Race & Slavery is a thorough survey of church and other archival records that surfaces slices of Black life in colonial Roxbury. The report begins with a table of fifty-eight Black, mixed, and native individuals who endured enslavement and racism in early Roxbury. Throughout the report's pages, Mr. Allibhai establishes that Black life, Black resistance, and Black culture existed in Roxbury centuries before it became an iconic American Black neighborhood.
This report serves as a template in style and content that other institutions and local historical organizations should aim to replicate. Aabid writes comprehensively, with the logic and clarity I strive for in my writing and I admire Aabid’s forthrightness; the persistent myth that New England Slavery was more familial, “kinder, gentler slavery,” is dismissed and discarded with pristine inculpatory examples of criminal behavior by colonial Roxbury’s white residents.
While we should celebrate Race & Slavery as foundational work, one cannot read this report with a celebratory mindset. The topic is gruesome, and in the non-violent examples of Black life in colonial Roxbury, there is grotesque racism. Mr. Allibhai cites one example of an extra-judicial murder by white Roxbury residents of an aging Black man accused of theft. Other eye-opening topics explored by Allibhai are the first interracial marriage in Massachusetts and policies of racial segregation whose residual effects are codified in today’s laws and social conventions.
This report is an exceptional read for anyone searching for authentic history. Mr. Allibhai has clearly mastered the material and profoundly understands the current scholarship on slavery in Massachusetts. Because of this mastery, Mr. Allibhai finds elucidating comparative examples of Black life outside of Roxbury to give a fuller context to First Church’s historical narrative. As such, this report will appeal to readers and scholars across New England and beyond.
Spelling in this document is inconsistent. See: Joachim, Yoachim, Cuffee, and Coffee.

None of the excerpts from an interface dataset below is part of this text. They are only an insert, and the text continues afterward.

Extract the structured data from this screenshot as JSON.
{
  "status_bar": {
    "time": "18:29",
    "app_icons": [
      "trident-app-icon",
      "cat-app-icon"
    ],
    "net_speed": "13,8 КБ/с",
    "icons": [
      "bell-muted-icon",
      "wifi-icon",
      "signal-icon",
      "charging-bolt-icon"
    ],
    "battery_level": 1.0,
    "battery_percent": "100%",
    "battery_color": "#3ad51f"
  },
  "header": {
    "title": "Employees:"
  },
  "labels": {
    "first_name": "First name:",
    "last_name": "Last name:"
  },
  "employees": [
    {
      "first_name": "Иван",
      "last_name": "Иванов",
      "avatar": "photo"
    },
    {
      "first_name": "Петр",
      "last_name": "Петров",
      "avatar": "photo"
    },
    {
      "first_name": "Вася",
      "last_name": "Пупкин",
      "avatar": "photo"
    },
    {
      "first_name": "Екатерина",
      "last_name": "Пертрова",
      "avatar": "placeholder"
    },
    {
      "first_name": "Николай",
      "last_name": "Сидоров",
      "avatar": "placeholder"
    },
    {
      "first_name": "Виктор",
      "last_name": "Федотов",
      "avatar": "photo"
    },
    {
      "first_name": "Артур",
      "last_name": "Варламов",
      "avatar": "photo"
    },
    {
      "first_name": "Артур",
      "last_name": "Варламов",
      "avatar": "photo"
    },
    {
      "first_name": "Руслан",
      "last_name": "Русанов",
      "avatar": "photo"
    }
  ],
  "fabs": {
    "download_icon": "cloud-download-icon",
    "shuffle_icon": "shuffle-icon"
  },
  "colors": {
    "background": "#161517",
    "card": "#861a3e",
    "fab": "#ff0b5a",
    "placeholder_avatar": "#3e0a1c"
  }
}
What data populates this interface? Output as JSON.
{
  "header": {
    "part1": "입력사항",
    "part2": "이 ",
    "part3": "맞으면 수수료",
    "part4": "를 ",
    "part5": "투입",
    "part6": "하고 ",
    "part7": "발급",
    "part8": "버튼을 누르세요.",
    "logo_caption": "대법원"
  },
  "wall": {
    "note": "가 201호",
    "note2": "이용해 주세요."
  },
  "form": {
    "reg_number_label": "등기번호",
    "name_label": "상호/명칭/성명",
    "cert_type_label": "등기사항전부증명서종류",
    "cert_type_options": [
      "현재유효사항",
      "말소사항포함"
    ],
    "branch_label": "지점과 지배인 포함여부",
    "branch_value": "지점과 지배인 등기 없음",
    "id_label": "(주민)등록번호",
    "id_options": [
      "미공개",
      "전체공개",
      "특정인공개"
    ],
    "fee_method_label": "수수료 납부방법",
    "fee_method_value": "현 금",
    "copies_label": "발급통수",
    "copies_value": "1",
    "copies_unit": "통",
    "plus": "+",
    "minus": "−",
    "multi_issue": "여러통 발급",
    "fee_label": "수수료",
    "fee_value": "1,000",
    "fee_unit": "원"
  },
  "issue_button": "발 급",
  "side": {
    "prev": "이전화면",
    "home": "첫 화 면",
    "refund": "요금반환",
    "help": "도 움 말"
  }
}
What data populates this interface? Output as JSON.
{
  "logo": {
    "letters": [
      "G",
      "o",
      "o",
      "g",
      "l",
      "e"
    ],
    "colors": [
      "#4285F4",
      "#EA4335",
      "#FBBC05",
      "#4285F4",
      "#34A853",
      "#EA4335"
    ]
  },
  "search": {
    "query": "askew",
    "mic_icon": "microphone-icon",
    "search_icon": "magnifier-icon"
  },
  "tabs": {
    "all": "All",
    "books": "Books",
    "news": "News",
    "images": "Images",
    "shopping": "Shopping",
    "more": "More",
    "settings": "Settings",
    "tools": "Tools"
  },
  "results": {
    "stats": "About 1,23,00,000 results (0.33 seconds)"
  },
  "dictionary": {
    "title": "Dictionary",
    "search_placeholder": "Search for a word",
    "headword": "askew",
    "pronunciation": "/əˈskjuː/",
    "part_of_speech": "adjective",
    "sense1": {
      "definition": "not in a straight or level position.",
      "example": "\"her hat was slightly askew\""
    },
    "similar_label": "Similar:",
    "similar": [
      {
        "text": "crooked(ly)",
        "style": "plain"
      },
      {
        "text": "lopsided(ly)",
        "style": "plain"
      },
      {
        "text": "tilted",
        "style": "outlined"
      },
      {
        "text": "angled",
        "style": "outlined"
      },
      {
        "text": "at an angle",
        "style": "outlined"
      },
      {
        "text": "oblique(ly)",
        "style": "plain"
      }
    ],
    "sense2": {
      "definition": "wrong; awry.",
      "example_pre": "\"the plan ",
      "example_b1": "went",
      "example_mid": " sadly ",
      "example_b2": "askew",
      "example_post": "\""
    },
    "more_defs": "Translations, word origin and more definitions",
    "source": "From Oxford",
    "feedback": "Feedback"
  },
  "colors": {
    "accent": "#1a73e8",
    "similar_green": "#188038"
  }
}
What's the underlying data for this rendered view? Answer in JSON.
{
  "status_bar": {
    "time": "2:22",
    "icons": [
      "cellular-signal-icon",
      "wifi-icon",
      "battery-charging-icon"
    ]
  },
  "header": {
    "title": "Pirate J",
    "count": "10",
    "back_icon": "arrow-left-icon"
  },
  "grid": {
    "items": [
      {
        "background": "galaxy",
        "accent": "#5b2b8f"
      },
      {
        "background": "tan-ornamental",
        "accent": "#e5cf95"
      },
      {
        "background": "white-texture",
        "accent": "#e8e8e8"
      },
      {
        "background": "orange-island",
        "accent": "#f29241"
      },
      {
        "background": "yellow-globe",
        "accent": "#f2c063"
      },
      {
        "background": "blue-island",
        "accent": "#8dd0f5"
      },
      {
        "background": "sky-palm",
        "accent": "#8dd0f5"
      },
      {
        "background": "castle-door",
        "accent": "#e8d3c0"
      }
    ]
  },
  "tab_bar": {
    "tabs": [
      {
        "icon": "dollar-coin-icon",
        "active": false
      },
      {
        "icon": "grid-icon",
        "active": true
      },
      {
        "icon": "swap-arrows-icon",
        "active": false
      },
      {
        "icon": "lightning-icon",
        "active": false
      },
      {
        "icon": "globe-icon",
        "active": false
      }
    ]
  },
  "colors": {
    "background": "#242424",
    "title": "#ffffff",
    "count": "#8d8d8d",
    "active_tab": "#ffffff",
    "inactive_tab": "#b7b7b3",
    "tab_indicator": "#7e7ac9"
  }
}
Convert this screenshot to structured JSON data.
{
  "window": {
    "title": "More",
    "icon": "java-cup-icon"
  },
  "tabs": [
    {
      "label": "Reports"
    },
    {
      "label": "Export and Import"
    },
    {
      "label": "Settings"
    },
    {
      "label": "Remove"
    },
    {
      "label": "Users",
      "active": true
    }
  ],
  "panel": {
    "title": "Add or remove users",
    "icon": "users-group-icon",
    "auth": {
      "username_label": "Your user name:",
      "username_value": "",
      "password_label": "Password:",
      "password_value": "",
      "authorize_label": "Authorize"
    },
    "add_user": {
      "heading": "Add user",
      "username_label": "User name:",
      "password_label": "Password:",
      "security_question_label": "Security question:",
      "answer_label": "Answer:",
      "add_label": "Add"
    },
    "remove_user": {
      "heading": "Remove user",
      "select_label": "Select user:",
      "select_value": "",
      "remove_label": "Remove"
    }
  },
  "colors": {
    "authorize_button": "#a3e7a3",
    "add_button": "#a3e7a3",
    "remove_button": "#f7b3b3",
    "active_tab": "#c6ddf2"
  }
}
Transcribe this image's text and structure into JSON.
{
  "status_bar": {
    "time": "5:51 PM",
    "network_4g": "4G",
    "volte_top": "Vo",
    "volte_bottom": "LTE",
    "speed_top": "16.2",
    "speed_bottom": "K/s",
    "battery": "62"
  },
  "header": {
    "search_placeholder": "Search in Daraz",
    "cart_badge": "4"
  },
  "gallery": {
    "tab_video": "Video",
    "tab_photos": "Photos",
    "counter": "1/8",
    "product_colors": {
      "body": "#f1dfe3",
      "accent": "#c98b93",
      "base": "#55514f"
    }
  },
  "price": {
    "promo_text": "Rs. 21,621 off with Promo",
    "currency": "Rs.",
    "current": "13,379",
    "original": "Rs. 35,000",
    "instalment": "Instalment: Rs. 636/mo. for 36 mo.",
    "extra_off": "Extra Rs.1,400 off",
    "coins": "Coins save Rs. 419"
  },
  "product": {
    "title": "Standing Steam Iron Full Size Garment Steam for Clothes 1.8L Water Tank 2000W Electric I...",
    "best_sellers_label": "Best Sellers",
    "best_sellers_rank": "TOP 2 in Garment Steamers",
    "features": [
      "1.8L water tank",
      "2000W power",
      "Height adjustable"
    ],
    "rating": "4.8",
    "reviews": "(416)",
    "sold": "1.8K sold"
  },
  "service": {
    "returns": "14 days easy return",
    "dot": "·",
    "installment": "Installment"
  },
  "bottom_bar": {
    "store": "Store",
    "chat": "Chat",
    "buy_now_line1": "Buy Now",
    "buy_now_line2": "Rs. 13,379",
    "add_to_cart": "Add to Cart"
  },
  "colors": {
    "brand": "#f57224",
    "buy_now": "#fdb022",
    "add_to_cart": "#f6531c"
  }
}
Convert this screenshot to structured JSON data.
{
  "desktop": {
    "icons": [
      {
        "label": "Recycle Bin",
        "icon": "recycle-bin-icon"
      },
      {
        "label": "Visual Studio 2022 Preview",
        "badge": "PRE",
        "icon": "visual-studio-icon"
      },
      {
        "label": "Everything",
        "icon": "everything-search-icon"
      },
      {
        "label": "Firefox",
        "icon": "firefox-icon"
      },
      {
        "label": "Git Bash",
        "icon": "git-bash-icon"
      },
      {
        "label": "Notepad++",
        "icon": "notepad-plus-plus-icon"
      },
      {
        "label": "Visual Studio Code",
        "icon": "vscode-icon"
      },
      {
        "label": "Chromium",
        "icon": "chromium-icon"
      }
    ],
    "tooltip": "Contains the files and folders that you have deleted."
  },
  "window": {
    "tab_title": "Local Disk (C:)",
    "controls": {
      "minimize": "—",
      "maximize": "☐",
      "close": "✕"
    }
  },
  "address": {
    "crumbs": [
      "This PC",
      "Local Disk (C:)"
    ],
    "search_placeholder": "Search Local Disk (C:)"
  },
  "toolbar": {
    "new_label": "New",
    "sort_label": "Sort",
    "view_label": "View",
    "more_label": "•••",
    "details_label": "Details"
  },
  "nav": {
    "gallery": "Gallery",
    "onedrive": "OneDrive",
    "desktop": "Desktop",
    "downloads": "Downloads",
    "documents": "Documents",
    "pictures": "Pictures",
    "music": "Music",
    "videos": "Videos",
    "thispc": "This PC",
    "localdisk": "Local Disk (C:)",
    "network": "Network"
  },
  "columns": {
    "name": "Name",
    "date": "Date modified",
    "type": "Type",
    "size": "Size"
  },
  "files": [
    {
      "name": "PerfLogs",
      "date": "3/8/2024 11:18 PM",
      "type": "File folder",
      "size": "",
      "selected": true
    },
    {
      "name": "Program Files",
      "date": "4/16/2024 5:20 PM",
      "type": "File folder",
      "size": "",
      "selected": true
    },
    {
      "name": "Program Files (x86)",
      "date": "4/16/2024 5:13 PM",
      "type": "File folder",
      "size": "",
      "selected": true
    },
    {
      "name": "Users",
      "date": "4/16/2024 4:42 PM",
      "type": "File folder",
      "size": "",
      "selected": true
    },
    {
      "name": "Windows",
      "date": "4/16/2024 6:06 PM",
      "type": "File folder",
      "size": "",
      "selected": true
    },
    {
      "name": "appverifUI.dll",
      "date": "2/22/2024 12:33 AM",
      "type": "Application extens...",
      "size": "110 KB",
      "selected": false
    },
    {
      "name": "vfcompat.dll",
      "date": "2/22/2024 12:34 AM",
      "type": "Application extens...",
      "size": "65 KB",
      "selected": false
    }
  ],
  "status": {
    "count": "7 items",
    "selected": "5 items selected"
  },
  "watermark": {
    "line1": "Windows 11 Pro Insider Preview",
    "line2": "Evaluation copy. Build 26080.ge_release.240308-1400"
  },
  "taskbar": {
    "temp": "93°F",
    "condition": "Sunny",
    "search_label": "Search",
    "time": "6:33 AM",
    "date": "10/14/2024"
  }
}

“Letters from Josiah Addington and Paul Dudley to the Board, enclosing documents concerning privateers and illegal trade,” The National Archives, UK, CO 5/864, doc. 150–151, pp. 272–74, quoted in Aabid Allibhai. Race & Slavery At The First Church Of Roxbury: The Colonial Period (1631–1775). Boston, MA, 2023. p. 17.